__TASK GOAL__. When the word "credit" shows up in a line of the records below, copy that line.

▽

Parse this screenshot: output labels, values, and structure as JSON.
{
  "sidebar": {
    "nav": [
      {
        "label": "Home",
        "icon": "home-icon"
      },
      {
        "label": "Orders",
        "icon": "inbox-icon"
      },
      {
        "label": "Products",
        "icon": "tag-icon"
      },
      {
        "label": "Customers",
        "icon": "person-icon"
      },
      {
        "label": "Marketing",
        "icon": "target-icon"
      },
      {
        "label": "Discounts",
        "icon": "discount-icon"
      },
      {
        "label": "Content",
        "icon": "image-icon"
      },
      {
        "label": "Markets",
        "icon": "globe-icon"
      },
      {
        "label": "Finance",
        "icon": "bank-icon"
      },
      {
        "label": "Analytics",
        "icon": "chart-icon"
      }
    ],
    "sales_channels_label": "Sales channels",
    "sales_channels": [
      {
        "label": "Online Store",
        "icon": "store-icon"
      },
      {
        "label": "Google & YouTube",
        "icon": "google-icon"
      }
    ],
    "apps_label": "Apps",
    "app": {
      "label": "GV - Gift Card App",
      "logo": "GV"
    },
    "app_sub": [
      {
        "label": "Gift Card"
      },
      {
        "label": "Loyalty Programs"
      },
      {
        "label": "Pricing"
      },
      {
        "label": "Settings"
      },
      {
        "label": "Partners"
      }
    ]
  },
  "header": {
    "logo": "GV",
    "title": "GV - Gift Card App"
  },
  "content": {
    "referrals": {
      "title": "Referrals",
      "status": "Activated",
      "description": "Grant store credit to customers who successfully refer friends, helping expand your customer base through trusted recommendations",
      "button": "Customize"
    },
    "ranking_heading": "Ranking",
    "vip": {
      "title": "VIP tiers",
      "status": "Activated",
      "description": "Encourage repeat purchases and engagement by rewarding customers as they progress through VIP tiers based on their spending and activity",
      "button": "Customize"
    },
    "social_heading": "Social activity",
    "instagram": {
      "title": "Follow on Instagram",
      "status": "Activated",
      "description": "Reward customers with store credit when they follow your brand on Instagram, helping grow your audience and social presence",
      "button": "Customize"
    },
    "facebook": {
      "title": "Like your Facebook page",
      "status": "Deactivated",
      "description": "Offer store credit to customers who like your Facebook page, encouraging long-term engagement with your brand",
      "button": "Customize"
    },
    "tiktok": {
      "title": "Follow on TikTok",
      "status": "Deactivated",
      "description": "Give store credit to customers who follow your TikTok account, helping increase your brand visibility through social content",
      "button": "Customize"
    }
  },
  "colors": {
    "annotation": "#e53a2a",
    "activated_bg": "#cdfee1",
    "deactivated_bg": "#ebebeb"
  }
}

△

__FINISHED TASK__.
      "description": "Grant store credit to customers who successfully refer friends, helping expand your customer base through trusted recommendations",
      "description": "Reward customers with store credit when they follow your brand on Instagram, helping grow your audience and social presence",
      "description": "Offer store credit to customers who like your Facebook page, encouraging long-term engagement with your brand",
      "description": "Give store credit to customers who follow your TikTok account, helping increase your brand visibility through social content",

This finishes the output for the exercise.